What’s more, across the globe women fell back into their roles as traditional caregivers, doing more unpaid work over lockdowns. So even when they hung on to their jobs, many had to cut back their hours as they took on more caregiving and schooling responsibilities. Such was the global toll on women that the term ‘she-cession’ has become the newly coined shorthand for their economic setback. And it is likely that these setbacks will cast a long shadow into the future, too. McKinsey research estimates that the crisis could cost women around half a decade of progress.
In South Africa, the same patterns are evident. The National Income Dynamics Study – Coronavirus Rapid Mobile Survey (NIDS-CRAM) found that it was women who bore the brunt of South Africa’s initial strict lockdown, with twice as many women in their study losing their jobs in April. Women’s employment fell by 23% between February and April, compared to the 10% drop in men’s employment. The researchers also estimated that the average gender wage gap grew by 46% over the lockdown.
It goes without saying that as we seek to restart the economy, we will need specifically to think of ways to get women back to work and to ensure that working environments are more equitable. But this is easier said than done.
Even in wealthier nations, with a broader tax base than South Africa, few government programmes are in place to support women at work, the UN’s COVID-19 Global Gender Response Tracker finds. And in cash-strapped South Africa, the challenge will be even more significant.
It is likely that the private sector will have to step up to fill the gap here. But there is much that all organisations can do. Having learned some painful lessons from COVID-19, business could strengthen policies that expand support of childcare and working mothers, and in particular vulnerable women. Gender wage gaps and occupational segregation must be addressed in both the public and private sectors. And the issue of stress and burnout needs particular attention.
While working from home has some benefits, families are also struggling with financial uncertainty, burnout and mental health concerns and women are once again taking the brunt. Proactive measures have to be introduced across sectors to raise awareness around these issues and to put in place measures to counteract them. For example, those in supervisory and leadership positions, could be better educated about the demands on and expectations of working mothers (no after-hours emails, for one). And all people in the organisation should also be encouraged to speak out about the challenges they are facing in terms of balancing work- and home-life so that everyone feels less isolated.
Radical flexibility needs to become the new normal – now that the concept has been pretty much proven by remote working being adopted out of necessity during the pandemic. Globally, businesses are thinking of ways to overcome the challenges and draw on the benefits of working from home and it is likely that flexible working could play a key role in attracting and retaining top talent in the years ahead.

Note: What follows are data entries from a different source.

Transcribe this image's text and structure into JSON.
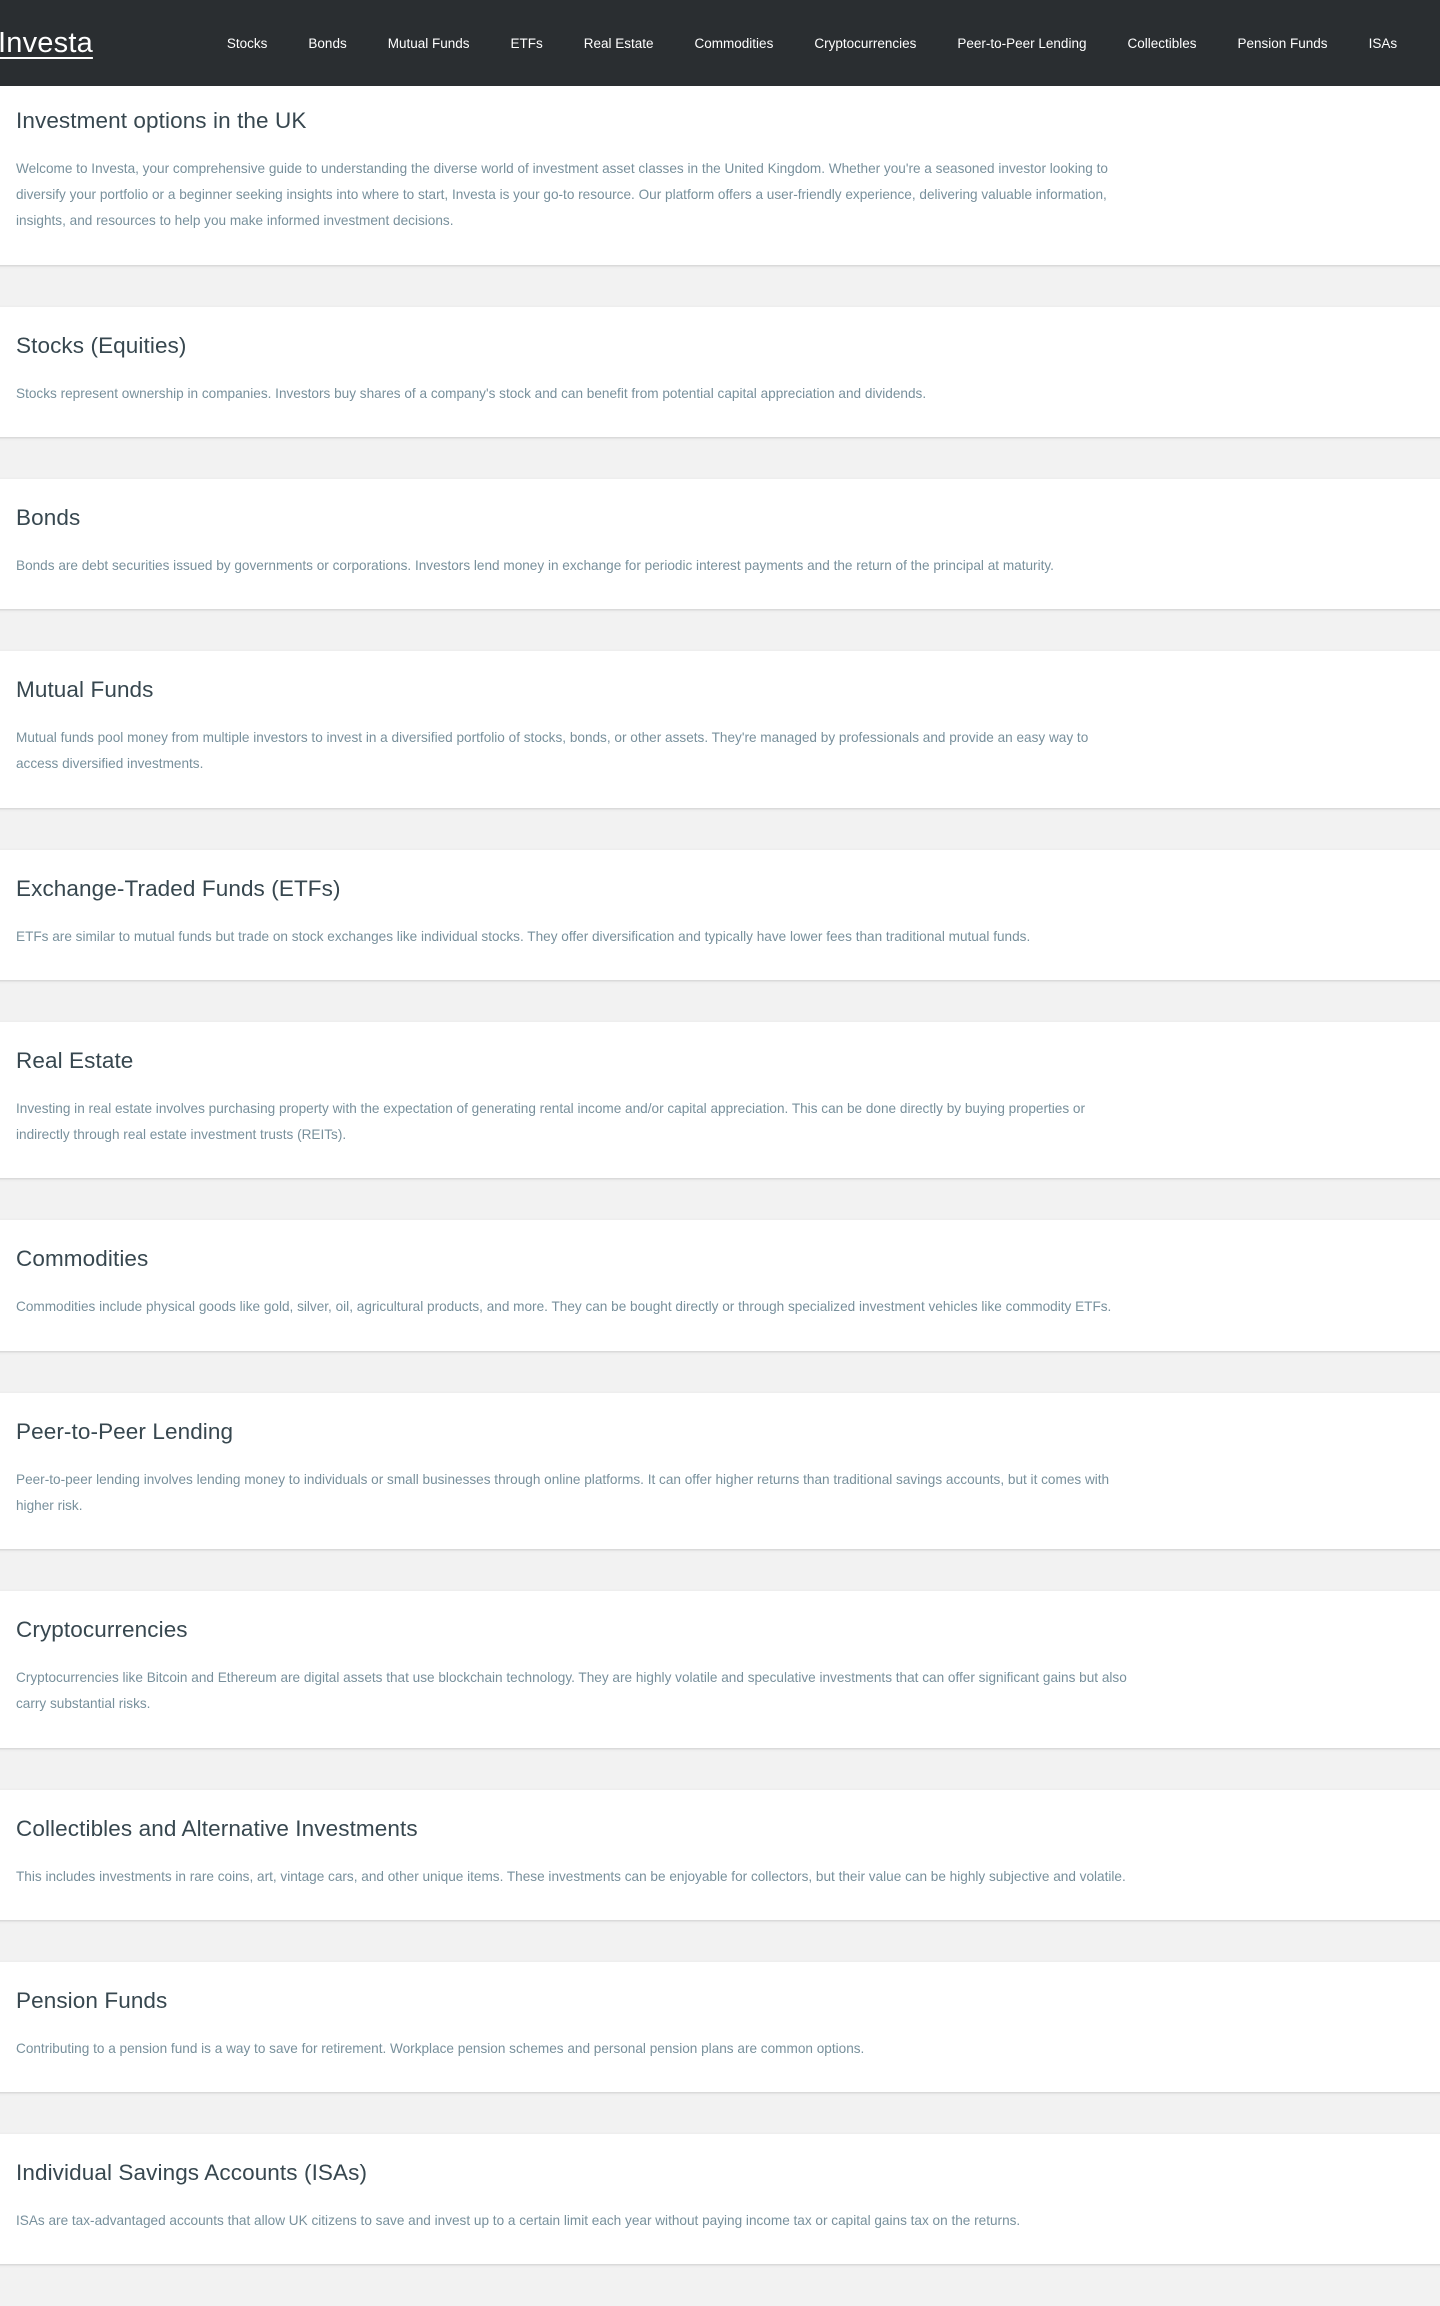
{
  "navbar": {
    "brand": "Investa",
    "links": [
      {
        "label": "Stocks"
      },
      {
        "label": "Bonds"
      },
      {
        "label": "Mutual Funds"
      },
      {
        "label": "ETFs"
      },
      {
        "label": "Real Estate"
      },
      {
        "label": "Commodities"
      },
      {
        "label": "Cryptocurrencies"
      },
      {
        "label": "Peer-to-Peer Lending"
      },
      {
        "label": "Collectibles"
      },
      {
        "label": "Pension Funds"
      },
      {
        "label": "ISAs"
      }
    ],
    "background_color": "#2a2e31",
    "text_color": "#ffffff"
  },
  "page": {
    "background_color": "#f2f2f2",
    "card_color": "#ffffff",
    "heading_color": "#37474f",
    "body_color": "#78909c"
  },
  "intro": {
    "title": "Investment options in the UK",
    "body": "Welcome to Investa, your comprehensive guide to understanding the diverse world of investment asset classes in the United Kingdom. Whether you're a seasoned investor looking to diversify your portfolio or a beginner seeking insights into where to start, Investa is your go-to resource. Our platform offers a user-friendly experience, delivering valuable information, insights, and resources to help you make informed investment decisions."
  },
  "sections": [
    {
      "id": "stocks",
      "title": "Stocks (Equities)",
      "body": "Stocks represent ownership in companies. Investors buy shares of a company's stock and can benefit from potential capital appreciation and dividends."
    },
    {
      "id": "bonds",
      "title": "Bonds",
      "body": "Bonds are debt securities issued by governments or corporations. Investors lend money in exchange for periodic interest payments and the return of the principal at maturity."
    },
    {
      "id": "mutual-funds",
      "title": "Mutual Funds",
      "body": "Mutual funds pool money from multiple investors to invest in a diversified portfolio of stocks, bonds, or other assets. They're managed by professionals and provide an easy way to access diversified investments."
    },
    {
      "id": "etfs",
      "title": "Exchange-Traded Funds (ETFs)",
      "body": "ETFs are similar to mutual funds but trade on stock exchanges like individual stocks. They offer diversification and typically have lower fees than traditional mutual funds."
    },
    {
      "id": "real-estate",
      "title": "Real Estate",
      "body": "Investing in real estate involves purchasing property with the expectation of generating rental income and/or capital appreciation. This can be done directly by buying properties or indirectly through real estate investment trusts (REITs)."
    },
    {
      "id": "commodities",
      "title": "Commodities",
      "body": "Commodities include physical goods like gold, silver, oil, agricultural products, and more. They can be bought directly or through specialized investment vehicles like commodity ETFs."
    },
    {
      "id": "peer-to-peer-lending",
      "title": "Peer-to-Peer Lending",
      "body": "Peer-to-peer lending involves lending money to individuals or small businesses through online platforms. It can offer higher returns than traditional savings accounts, but it comes with higher risk."
    },
    {
      "id": "cryptocurrencies",
      "title": "Cryptocurrencies",
      "body": "Cryptocurrencies like Bitcoin and Ethereum are digital assets that use blockchain technology. They are highly volatile and speculative investments that can offer significant gains but also carry substantial risks."
    },
    {
      "id": "collectibles",
      "title": "Collectibles and Alternative Investments",
      "body": "This includes investments in rare coins, art, vintage cars, and other unique items. These investments can be enjoyable for collectors, but their value can be highly subjective and volatile."
    },
    {
      "id": "pension-funds",
      "title": "Pension Funds",
      "body": "Contributing to a pension fund is a way to save for retirement. Workplace pension schemes and personal pension plans are common options."
    },
    {
      "id": "isas",
      "title": "Individual Savings Accounts (ISAs)",
      "body": "ISAs are tax-advantaged accounts that allow UK citizens to save and invest up to a certain limit each year without paying income tax or capital gains tax on the returns."
    }
  ]
}
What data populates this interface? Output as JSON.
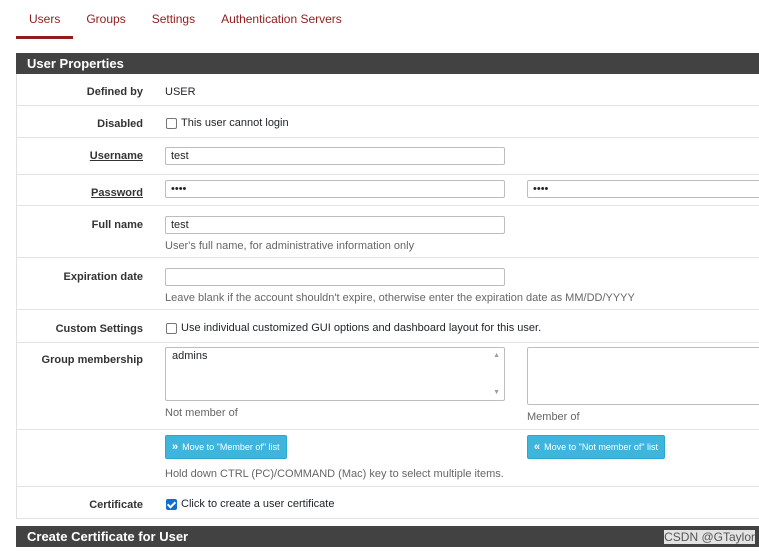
{
  "tabs": [
    {
      "label": "Users",
      "active": true
    },
    {
      "label": "Groups"
    },
    {
      "label": "Settings"
    },
    {
      "label": "Authentication Servers"
    }
  ],
  "panel_title": "User Properties",
  "fields": {
    "defined_by": {
      "label": "Defined by",
      "value": "USER"
    },
    "disabled": {
      "label": "Disabled",
      "checkbox_label": "This user cannot login",
      "checked": false
    },
    "username": {
      "label": "Username",
      "value": "test"
    },
    "password": {
      "label": "Password",
      "value": "••••",
      "confirm_value": "••••"
    },
    "full_name": {
      "label": "Full name",
      "value": "test",
      "help": "User's full name, for administrative information only"
    },
    "expiration": {
      "label": "Expiration date",
      "value": "",
      "help": "Leave blank if the account shouldn't expire, otherwise enter the expiration date as MM/DD/YYYY"
    },
    "custom_settings": {
      "label": "Custom Settings",
      "checkbox_label": "Use individual customized GUI options and dashboard layout for this user.",
      "checked": false
    },
    "group_membership": {
      "label": "Group membership",
      "not_member_items": [
        "admins"
      ],
      "not_member_caption": "Not member of",
      "member_items": [],
      "member_caption": "Member of"
    },
    "move_buttons": {
      "to_member": "Move to \"Member of\" list",
      "to_not_member": "Move to \"Not member of\" list",
      "help": "Hold down CTRL (PC)/COMMAND (Mac) key to select multiple items."
    },
    "certificate": {
      "label": "Certificate",
      "checkbox_label": "Click to create a user certificate",
      "checked": true
    }
  },
  "panel2_title": "Create Certificate for User",
  "watermark": "CSDN @GTaylor",
  "colors": {
    "accent": "#8f1d1d",
    "header_bg": "#424242",
    "button": "#3fb5dd",
    "checkbox": "#0b6fd3"
  }
}
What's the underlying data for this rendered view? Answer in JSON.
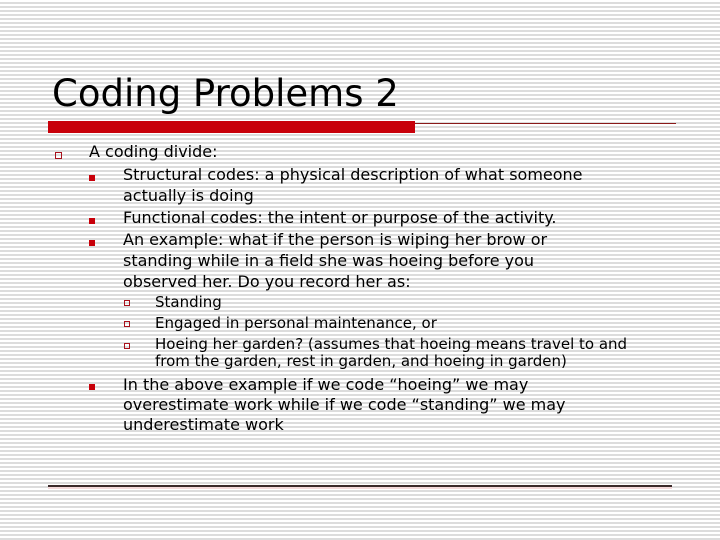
{
  "slide": {
    "title": "Coding Problems 2",
    "colors": {
      "accent": "#c8000a",
      "stripe": "#dcdcdc"
    },
    "bullets": [
      {
        "level": 1,
        "icon": "hollow-square-bullet-icon",
        "lines": [
          "A coding divide:"
        ]
      },
      {
        "level": 2,
        "icon": "filled-square-bullet-icon",
        "lines": [
          "Structural codes: a physical description of what someone",
          "actually is doing"
        ]
      },
      {
        "level": 2,
        "icon": "filled-square-bullet-icon",
        "lines": [
          "Functional codes: the intent or purpose of the activity."
        ]
      },
      {
        "level": 2,
        "icon": "filled-square-bullet-icon",
        "lines": [
          "An example: what if the person is wiping her brow or",
          "standing while in a field she was hoeing before you",
          "observed her.  Do you record her as:"
        ]
      },
      {
        "level": 3,
        "icon": "hollow-square-bullet-icon",
        "lines": [
          "Standing"
        ]
      },
      {
        "level": 3,
        "icon": "hollow-square-bullet-icon",
        "lines": [
          "Engaged in personal maintenance, or"
        ]
      },
      {
        "level": 3,
        "icon": "hollow-square-bullet-icon",
        "lines": [
          "Hoeing her garden? (assumes that hoeing means travel to and",
          "from the garden, rest in garden, and hoeing in garden)"
        ]
      },
      {
        "level": 2,
        "icon": "filled-square-bullet-icon",
        "lines": [
          "In the above example if we code “hoeing” we may",
          "overestimate work while if we code “standing” we may",
          "underestimate work"
        ]
      }
    ]
  }
}
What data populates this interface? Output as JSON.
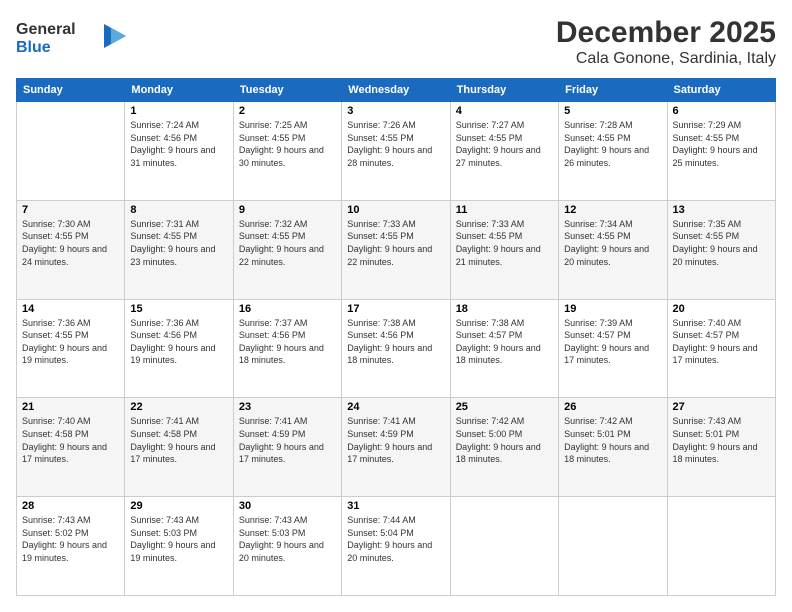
{
  "header": {
    "logo_line1": "General",
    "logo_line2": "Blue",
    "month": "December 2025",
    "location": "Cala Gonone, Sardinia, Italy"
  },
  "days_of_week": [
    "Sunday",
    "Monday",
    "Tuesday",
    "Wednesday",
    "Thursday",
    "Friday",
    "Saturday"
  ],
  "weeks": [
    [
      {
        "day": "",
        "sunrise": "",
        "sunset": "",
        "daylight": ""
      },
      {
        "day": "1",
        "sunrise": "Sunrise: 7:24 AM",
        "sunset": "Sunset: 4:56 PM",
        "daylight": "Daylight: 9 hours and 31 minutes."
      },
      {
        "day": "2",
        "sunrise": "Sunrise: 7:25 AM",
        "sunset": "Sunset: 4:55 PM",
        "daylight": "Daylight: 9 hours and 30 minutes."
      },
      {
        "day": "3",
        "sunrise": "Sunrise: 7:26 AM",
        "sunset": "Sunset: 4:55 PM",
        "daylight": "Daylight: 9 hours and 28 minutes."
      },
      {
        "day": "4",
        "sunrise": "Sunrise: 7:27 AM",
        "sunset": "Sunset: 4:55 PM",
        "daylight": "Daylight: 9 hours and 27 minutes."
      },
      {
        "day": "5",
        "sunrise": "Sunrise: 7:28 AM",
        "sunset": "Sunset: 4:55 PM",
        "daylight": "Daylight: 9 hours and 26 minutes."
      },
      {
        "day": "6",
        "sunrise": "Sunrise: 7:29 AM",
        "sunset": "Sunset: 4:55 PM",
        "daylight": "Daylight: 9 hours and 25 minutes."
      }
    ],
    [
      {
        "day": "7",
        "sunrise": "Sunrise: 7:30 AM",
        "sunset": "Sunset: 4:55 PM",
        "daylight": "Daylight: 9 hours and 24 minutes."
      },
      {
        "day": "8",
        "sunrise": "Sunrise: 7:31 AM",
        "sunset": "Sunset: 4:55 PM",
        "daylight": "Daylight: 9 hours and 23 minutes."
      },
      {
        "day": "9",
        "sunrise": "Sunrise: 7:32 AM",
        "sunset": "Sunset: 4:55 PM",
        "daylight": "Daylight: 9 hours and 22 minutes."
      },
      {
        "day": "10",
        "sunrise": "Sunrise: 7:33 AM",
        "sunset": "Sunset: 4:55 PM",
        "daylight": "Daylight: 9 hours and 22 minutes."
      },
      {
        "day": "11",
        "sunrise": "Sunrise: 7:33 AM",
        "sunset": "Sunset: 4:55 PM",
        "daylight": "Daylight: 9 hours and 21 minutes."
      },
      {
        "day": "12",
        "sunrise": "Sunrise: 7:34 AM",
        "sunset": "Sunset: 4:55 PM",
        "daylight": "Daylight: 9 hours and 20 minutes."
      },
      {
        "day": "13",
        "sunrise": "Sunrise: 7:35 AM",
        "sunset": "Sunset: 4:55 PM",
        "daylight": "Daylight: 9 hours and 20 minutes."
      }
    ],
    [
      {
        "day": "14",
        "sunrise": "Sunrise: 7:36 AM",
        "sunset": "Sunset: 4:55 PM",
        "daylight": "Daylight: 9 hours and 19 minutes."
      },
      {
        "day": "15",
        "sunrise": "Sunrise: 7:36 AM",
        "sunset": "Sunset: 4:56 PM",
        "daylight": "Daylight: 9 hours and 19 minutes."
      },
      {
        "day": "16",
        "sunrise": "Sunrise: 7:37 AM",
        "sunset": "Sunset: 4:56 PM",
        "daylight": "Daylight: 9 hours and 18 minutes."
      },
      {
        "day": "17",
        "sunrise": "Sunrise: 7:38 AM",
        "sunset": "Sunset: 4:56 PM",
        "daylight": "Daylight: 9 hours and 18 minutes."
      },
      {
        "day": "18",
        "sunrise": "Sunrise: 7:38 AM",
        "sunset": "Sunset: 4:57 PM",
        "daylight": "Daylight: 9 hours and 18 minutes."
      },
      {
        "day": "19",
        "sunrise": "Sunrise: 7:39 AM",
        "sunset": "Sunset: 4:57 PM",
        "daylight": "Daylight: 9 hours and 17 minutes."
      },
      {
        "day": "20",
        "sunrise": "Sunrise: 7:40 AM",
        "sunset": "Sunset: 4:57 PM",
        "daylight": "Daylight: 9 hours and 17 minutes."
      }
    ],
    [
      {
        "day": "21",
        "sunrise": "Sunrise: 7:40 AM",
        "sunset": "Sunset: 4:58 PM",
        "daylight": "Daylight: 9 hours and 17 minutes."
      },
      {
        "day": "22",
        "sunrise": "Sunrise: 7:41 AM",
        "sunset": "Sunset: 4:58 PM",
        "daylight": "Daylight: 9 hours and 17 minutes."
      },
      {
        "day": "23",
        "sunrise": "Sunrise: 7:41 AM",
        "sunset": "Sunset: 4:59 PM",
        "daylight": "Daylight: 9 hours and 17 minutes."
      },
      {
        "day": "24",
        "sunrise": "Sunrise: 7:41 AM",
        "sunset": "Sunset: 4:59 PM",
        "daylight": "Daylight: 9 hours and 17 minutes."
      },
      {
        "day": "25",
        "sunrise": "Sunrise: 7:42 AM",
        "sunset": "Sunset: 5:00 PM",
        "daylight": "Daylight: 9 hours and 18 minutes."
      },
      {
        "day": "26",
        "sunrise": "Sunrise: 7:42 AM",
        "sunset": "Sunset: 5:01 PM",
        "daylight": "Daylight: 9 hours and 18 minutes."
      },
      {
        "day": "27",
        "sunrise": "Sunrise: 7:43 AM",
        "sunset": "Sunset: 5:01 PM",
        "daylight": "Daylight: 9 hours and 18 minutes."
      }
    ],
    [
      {
        "day": "28",
        "sunrise": "Sunrise: 7:43 AM",
        "sunset": "Sunset: 5:02 PM",
        "daylight": "Daylight: 9 hours and 19 minutes."
      },
      {
        "day": "29",
        "sunrise": "Sunrise: 7:43 AM",
        "sunset": "Sunset: 5:03 PM",
        "daylight": "Daylight: 9 hours and 19 minutes."
      },
      {
        "day": "30",
        "sunrise": "Sunrise: 7:43 AM",
        "sunset": "Sunset: 5:03 PM",
        "daylight": "Daylight: 9 hours and 20 minutes."
      },
      {
        "day": "31",
        "sunrise": "Sunrise: 7:44 AM",
        "sunset": "Sunset: 5:04 PM",
        "daylight": "Daylight: 9 hours and 20 minutes."
      },
      {
        "day": "",
        "sunrise": "",
        "sunset": "",
        "daylight": ""
      },
      {
        "day": "",
        "sunrise": "",
        "sunset": "",
        "daylight": ""
      },
      {
        "day": "",
        "sunrise": "",
        "sunset": "",
        "daylight": ""
      }
    ]
  ]
}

Finally, more women need to be promoted into positions of power. Not only because if they are the ones on the frontline of global economic setbacks – the first to lose their jobs, the first to be assigned caregiving duties – they should help shape the response to the next crisis, but also because it is widely understood that having women in the top team is good for business. Research shows that company profits and share performance can be close to 50 percent higher when women are well represented at the top.
The crisis has disrupted countless lives and businesses, but it also offers us an opportunity to take stock and to do things differently. If we choose now to challenge the status quo and invest in the building of more flexible and empathetic workplaces, we can create stronger and healthier businesses with more resilient people that will stand a much greater chance of weathering the next storm.
Kumeshnee West is the Director of Executive Education at the University of Cape Town Graduate School of Business.